- EXERCISE REQUIREMENTS: Your reply should repeat all records verbatim and contain no images.

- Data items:
───

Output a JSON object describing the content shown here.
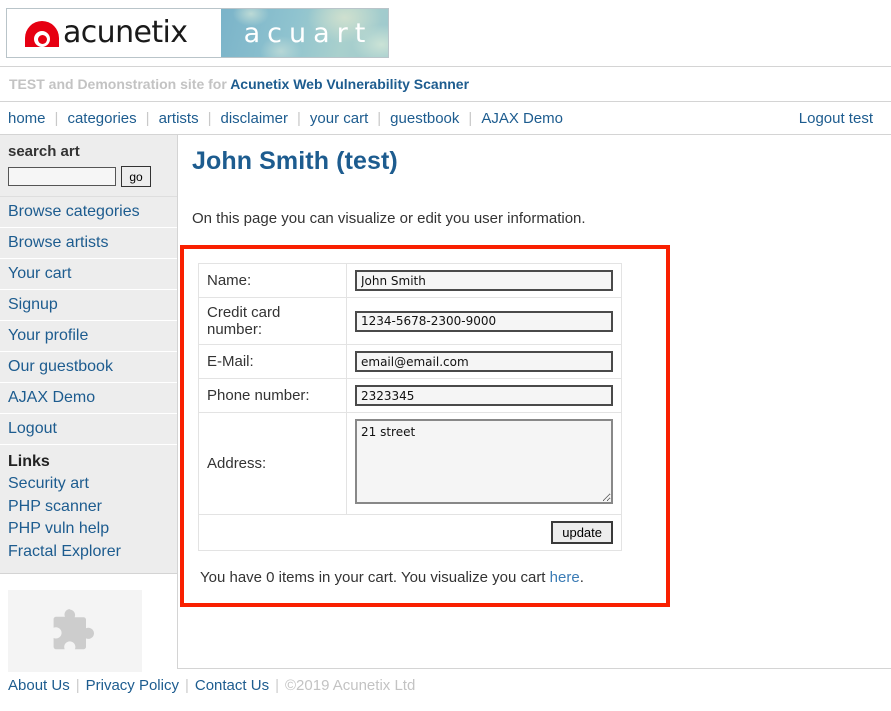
{
  "logo": {
    "brand": "acunetix",
    "site": "acuart",
    "mark_color": "#e60012"
  },
  "tagline": {
    "prefix": "TEST and Demonstration site for",
    "link": "Acunetix Web Vulnerability Scanner"
  },
  "topnav": {
    "items": [
      {
        "label": "home"
      },
      {
        "label": "categories"
      },
      {
        "label": "artists"
      },
      {
        "label": "disclaimer"
      },
      {
        "label": "your cart"
      },
      {
        "label": "guestbook"
      },
      {
        "label": "AJAX Demo"
      }
    ],
    "separator": "|",
    "logout": "Logout test"
  },
  "sidebar": {
    "search": {
      "title": "search art",
      "value": "",
      "placeholder": "",
      "go_label": "go"
    },
    "items": [
      {
        "label": "Browse categories"
      },
      {
        "label": "Browse artists"
      },
      {
        "label": "Your cart"
      },
      {
        "label": "Signup"
      },
      {
        "label": "Your profile"
      },
      {
        "label": "Our guestbook"
      },
      {
        "label": "AJAX Demo"
      },
      {
        "label": "Logout"
      }
    ],
    "links": {
      "title": "Links",
      "items": [
        {
          "label": "Security art"
        },
        {
          "label": "PHP scanner"
        },
        {
          "label": "PHP vuln help"
        },
        {
          "label": "Fractal Explorer"
        }
      ]
    },
    "plugin_placeholder_icon": "puzzle-piece-icon"
  },
  "main": {
    "title": "John Smith (test)",
    "intro": "On this page you can visualize or edit you user information.",
    "highlight_color": "#f92000",
    "form": {
      "rows": [
        {
          "label": "Name:",
          "value": "John Smith",
          "type": "text"
        },
        {
          "label": "Credit card number:",
          "value": "1234-5678-2300-9000",
          "type": "text"
        },
        {
          "label": "E-Mail:",
          "value": "email@email.com",
          "type": "text"
        },
        {
          "label": "Phone number:",
          "value": "2323345",
          "type": "text"
        },
        {
          "label": "Address:",
          "value": "21 street",
          "type": "textarea"
        }
      ],
      "submit_label": "update"
    },
    "cart_note": {
      "before": "You have 0 items in your cart. You visualize you cart ",
      "link": "here",
      "after": "."
    }
  },
  "footer": {
    "links": [
      {
        "label": "About Us"
      },
      {
        "label": "Privacy Policy"
      },
      {
        "label": "Contact Us"
      }
    ],
    "separator": "|",
    "copyright": "©2019 Acunetix Ltd"
  }
}
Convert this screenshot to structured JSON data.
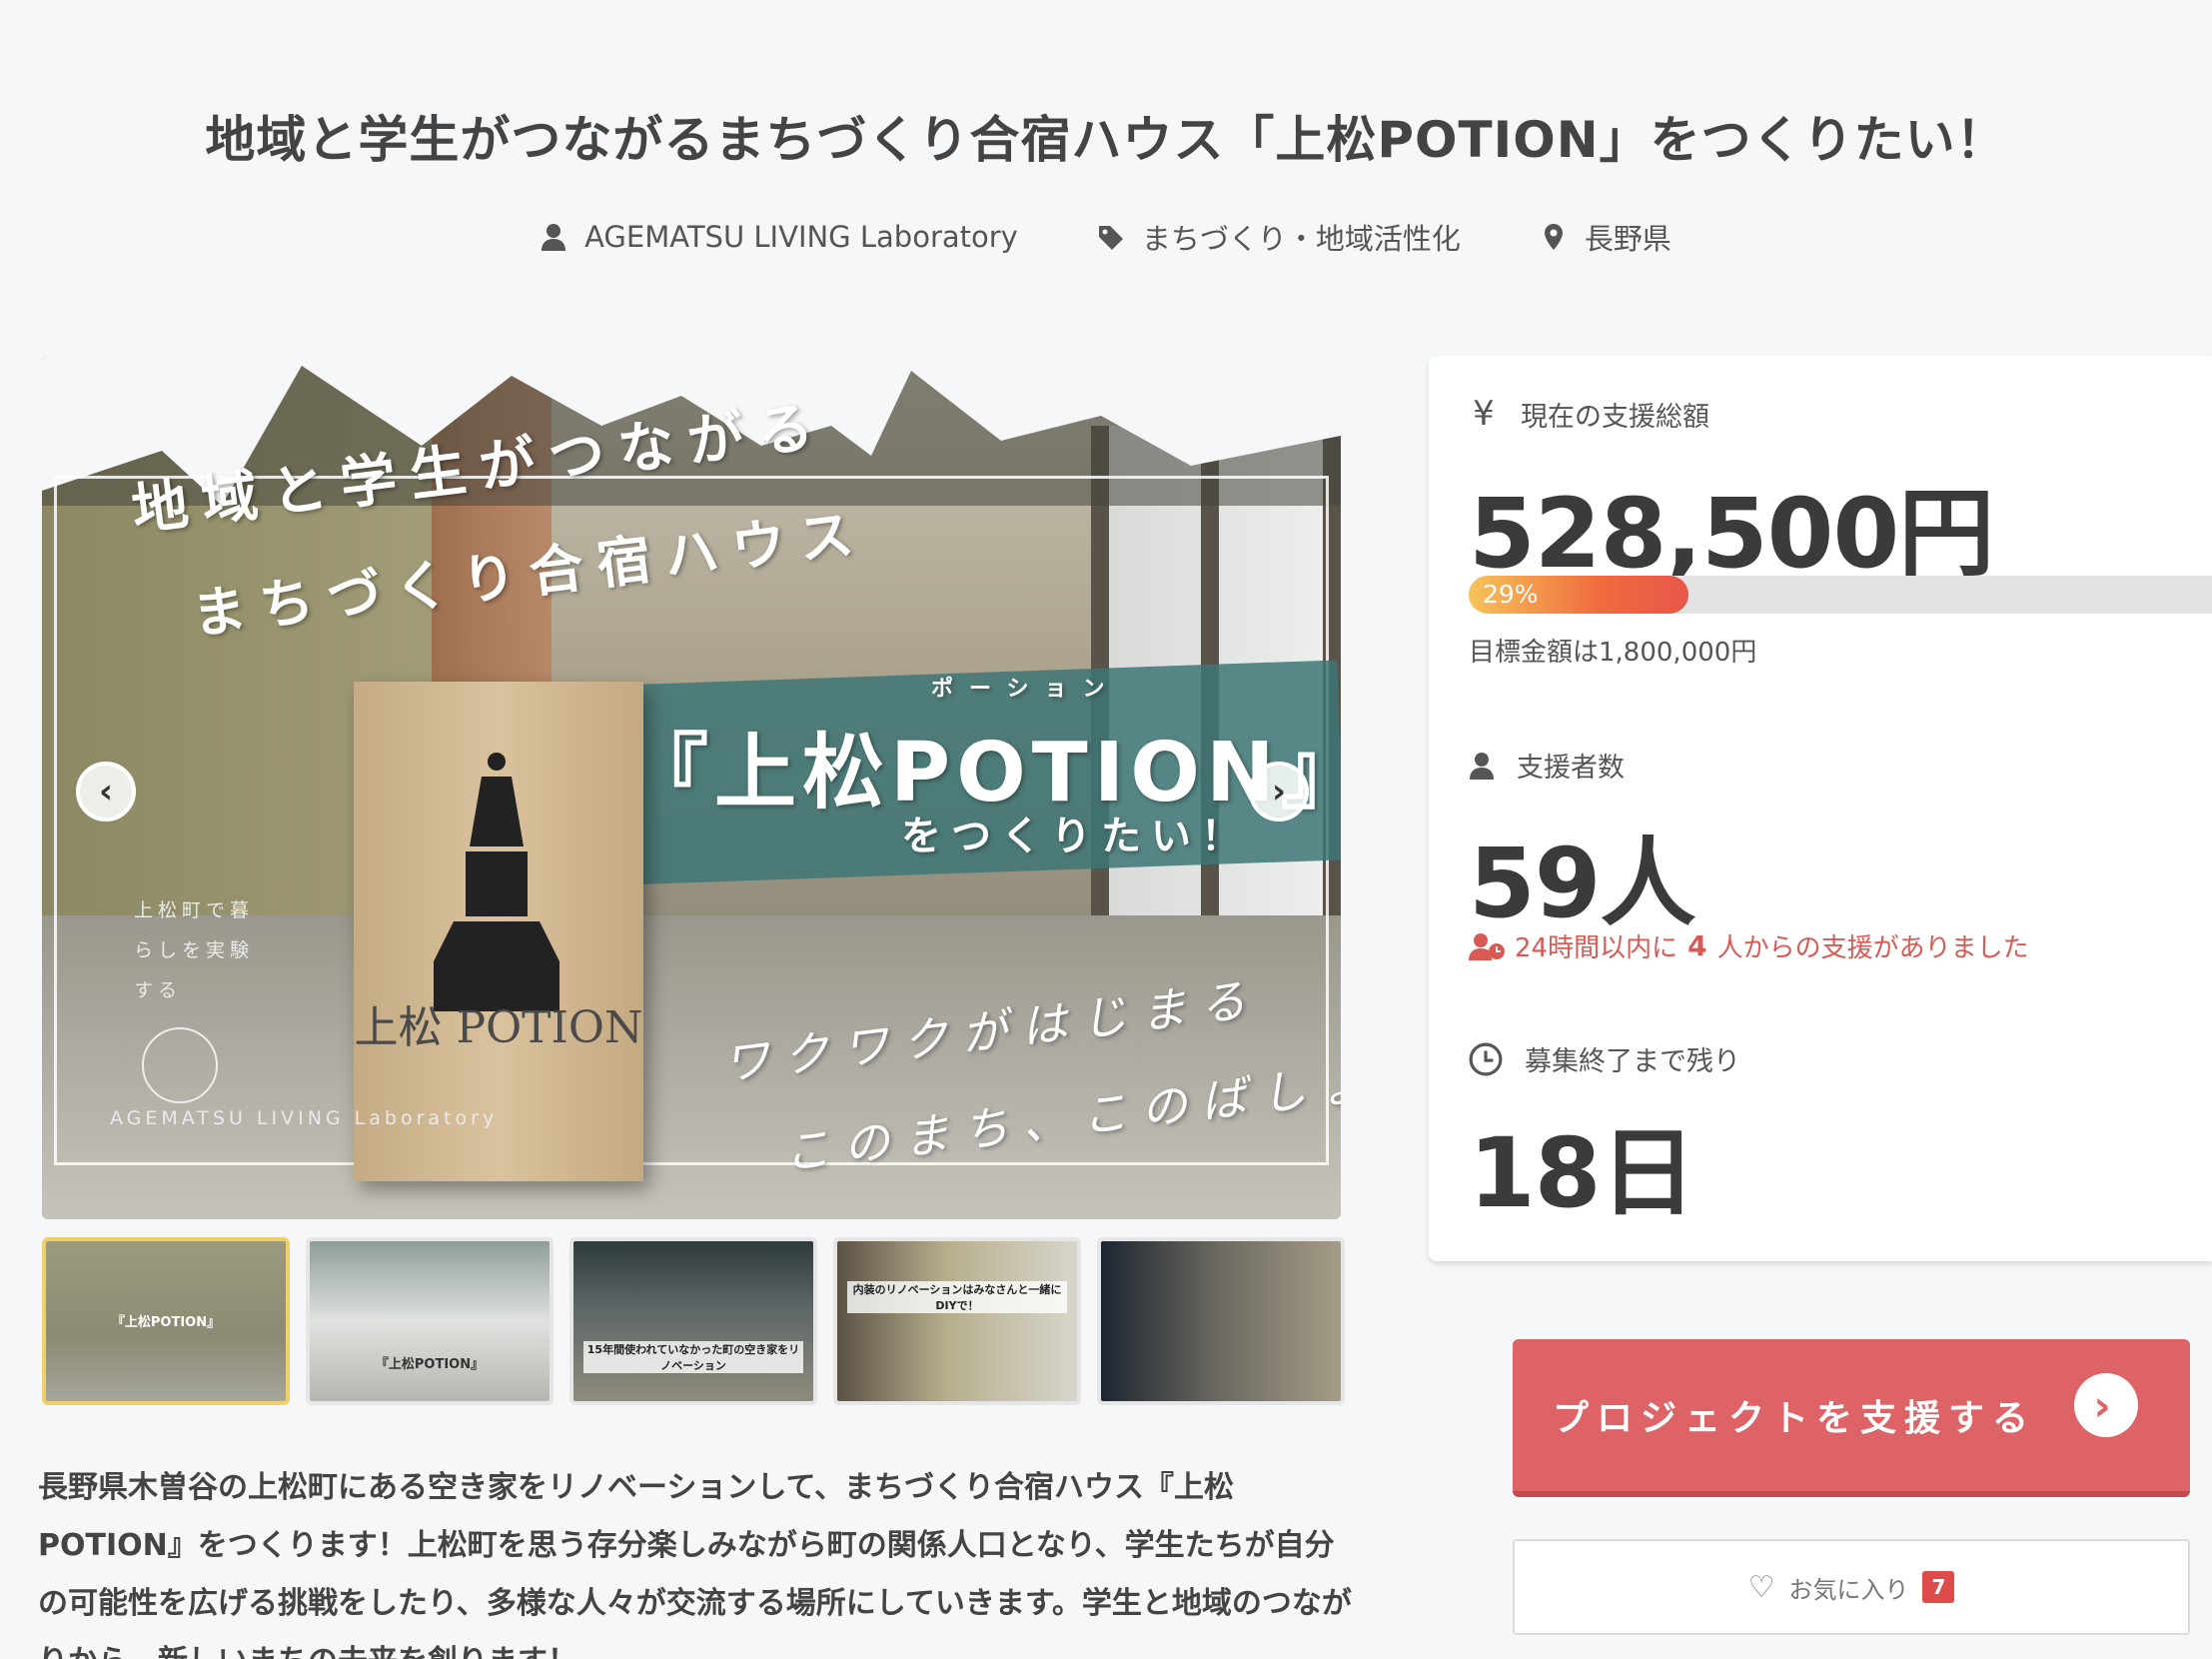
{
  "title": "地域と学生がつながるまちづくり合宿ハウス「上松POTION」をつくりたい！",
  "meta": {
    "owner": "AGEMATSU LIVING Laboratory",
    "category": "まちづくり・地域活性化",
    "location": "長野県"
  },
  "hero": {
    "line1": "地域と学生がつながる",
    "line2": "まちづくり合宿ハウス",
    "ruby": "ポーション",
    "potion": "『上松POTION』",
    "tsukuri": "をつくりたい！",
    "side_text": "上松町で暮らしを実験する",
    "logo_text": "AGEMATSU LIVING Laboratory",
    "sign_text": "上松 POTION",
    "hand1": "ワクワクがはじまる",
    "hand2": "このまち、このばしょ。"
  },
  "thumbnails": [
    {
      "caption": "『上松POTION』",
      "active": true
    },
    {
      "caption": "『上松POTION』",
      "active": false
    },
    {
      "caption": "15年間使われていなかった町の空き家をリノベーション",
      "active": false
    },
    {
      "caption": "内装のリノベーションはみなさんと一緒にDIYで！",
      "active": false
    },
    {
      "caption": "",
      "active": false
    }
  ],
  "description": "長野県木曽谷の上松町にある空き家をリノベーションして、まちづくり合宿ハウス『上松POTION』をつくります！上松町を思う存分楽しみながら町の関係人口となり、学生たちが自分の可能性を広げる挑戦をしたり、多様な人々が交流する場所にしていきます。学生と地域のつながりから、新しいまちの未来を創ります！",
  "stats": {
    "amount_label": "現在の支援総額",
    "amount": "528,500円",
    "progress_percent": 29,
    "progress_text": "29%",
    "goal": "目標金額は1,800,000円",
    "backers_label": "支援者数",
    "backers": "59人",
    "recent_prefix": "24時間以内に",
    "recent_count": "4",
    "recent_suffix": "人からの支援がありました",
    "remaining_label": "募集終了まで残り",
    "remaining": "18日"
  },
  "actions": {
    "support_label": "プロジェクトを支援する",
    "favorite_label": "お気に入り",
    "favorite_count": "7"
  },
  "colors": {
    "accent": "#dd6366",
    "progress_start": "#f7c35a",
    "progress_end": "#e8564a",
    "alert": "#d75a55"
  }
}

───

- EXERCISE ANSWER:
Output a JSON object describing the content shown here.
{
  "logo": {
    "brand": "acunetix",
    "site": "acuart",
    "mark_color": "#e60012"
  },
  "tagline": {
    "prefix": "TEST and Demonstration site for",
    "link": "Acunetix Web Vulnerability Scanner"
  },
  "topnav": {
    "items": [
      {
        "label": "home"
      },
      {
        "label": "categories"
      },
      {
        "label": "artists"
      },
      {
        "label": "disclaimer"
      },
      {
        "label": "your cart"
      },
      {
        "label": "guestbook"
      },
      {
        "label": "AJAX Demo"
      }
    ],
    "separator": "|",
    "logout": "Logout test"
  },
  "sidebar": {
    "search": {
      "title": "search art",
      "value": "",
      "placeholder": "",
      "go_label": "go"
    },
    "items": [
      {
        "label": "Browse categories"
      },
      {
        "label": "Browse artists"
      },
      {
        "label": "Your cart"
      },
      {
        "label": "Signup"
      },
      {
        "label": "Your profile"
      },
      {
        "label": "Our guestbook"
      },
      {
        "label": "AJAX Demo"
      },
      {
        "label": "Logout"
      }
    ],
    "links": {
      "title": "Links",
      "items": [
        {
          "label": "Security art"
        },
        {
          "label": "PHP scanner"
        },
        {
          "label": "PHP vuln help"
        },
        {
          "label": "Fractal Explorer"
        }
      ]
    },
    "plugin_placeholder_icon": "puzzle-piece-icon"
  },
  "main": {
    "title": "John Smith (test)",
    "intro": "On this page you can visualize or edit you user information.",
    "highlight_color": "#f92000",
    "form": {
      "rows": [
        {
          "label": "Name:",
          "value": "John Smith",
          "type": "text"
        },
        {
          "label": "Credit card number:",
          "value": "1234-5678-2300-9000",
          "type": "text"
        },
        {
          "label": "E-Mail:",
          "value": "email@email.com",
          "type": "text"
        },
        {
          "label": "Phone number:",
          "value": "2323345",
          "type": "text"
        },
        {
          "label": "Address:",
          "value": "21 street",
          "type": "textarea"
        }
      ],
      "submit_label": "update"
    },
    "cart_note": {
      "before": "You have 0 items in your cart. You visualize you cart ",
      "link": "here",
      "after": "."
    }
  },
  "footer": {
    "links": [
      {
        "label": "About Us"
      },
      {
        "label": "Privacy Policy"
      },
      {
        "label": "Contact Us"
      }
    ],
    "separator": "|",
    "copyright": "©2019 Acunetix Ltd"
  }
}
Convert this screenshot to structured JSON data.
{
  "title": "地域と学生がつながるまちづくり合宿ハウス「上松POTION」をつくりたい！",
  "meta": {
    "owner": "AGEMATSU LIVING Laboratory",
    "category": "まちづくり・地域活性化",
    "location": "長野県"
  },
  "hero": {
    "line1": "地域と学生がつながる",
    "line2": "まちづくり合宿ハウス",
    "ruby": "ポーション",
    "potion": "『上松POTION』",
    "tsukuri": "をつくりたい！",
    "side_text": "上松町で暮らしを実験する",
    "logo_text": "AGEMATSU LIVING Laboratory",
    "sign_text": "上松 POTION",
    "hand1": "ワクワクがはじまる",
    "hand2": "このまち、このばしょ。"
  },
  "thumbnails": [
    {
      "caption": "『上松POTION』",
      "active": true
    },
    {
      "caption": "『上松POTION』",
      "active": false
    },
    {
      "caption": "15年間使われていなかった町の空き家をリノベーション",
      "active": false
    },
    {
      "caption": "内装のリノベーションはみなさんと一緒にDIYで！",
      "active": false
    },
    {
      "caption": "",
      "active": false
    }
  ],
  "description": "長野県木曽谷の上松町にある空き家をリノベーションして、まちづくり合宿ハウス『上松POTION』をつくります！上松町を思う存分楽しみながら町の関係人口となり、学生たちが自分の可能性を広げる挑戦をしたり、多様な人々が交流する場所にしていきます。学生と地域のつながりから、新しいまちの未来を創ります！",
  "stats": {
    "amount_label": "現在の支援総額",
    "amount": "528,500円",
    "progress_percent": 29,
    "progress_text": "29%",
    "goal": "目標金額は1,800,000円",
    "backers_label": "支援者数",
    "backers": "59人",
    "recent_prefix": "24時間以内に",
    "recent_count": "4",
    "recent_suffix": "人からの支援がありました",
    "remaining_label": "募集終了まで残り",
    "remaining": "18日"
  },
  "actions": {
    "support_label": "プロジェクトを支援する",
    "favorite_label": "お気に入り",
    "favorite_count": "7"
  },
  "colors": {
    "accent": "#dd6366",
    "progress_start": "#f7c35a",
    "progress_end": "#e8564a",
    "alert": "#d75a55"
  }
}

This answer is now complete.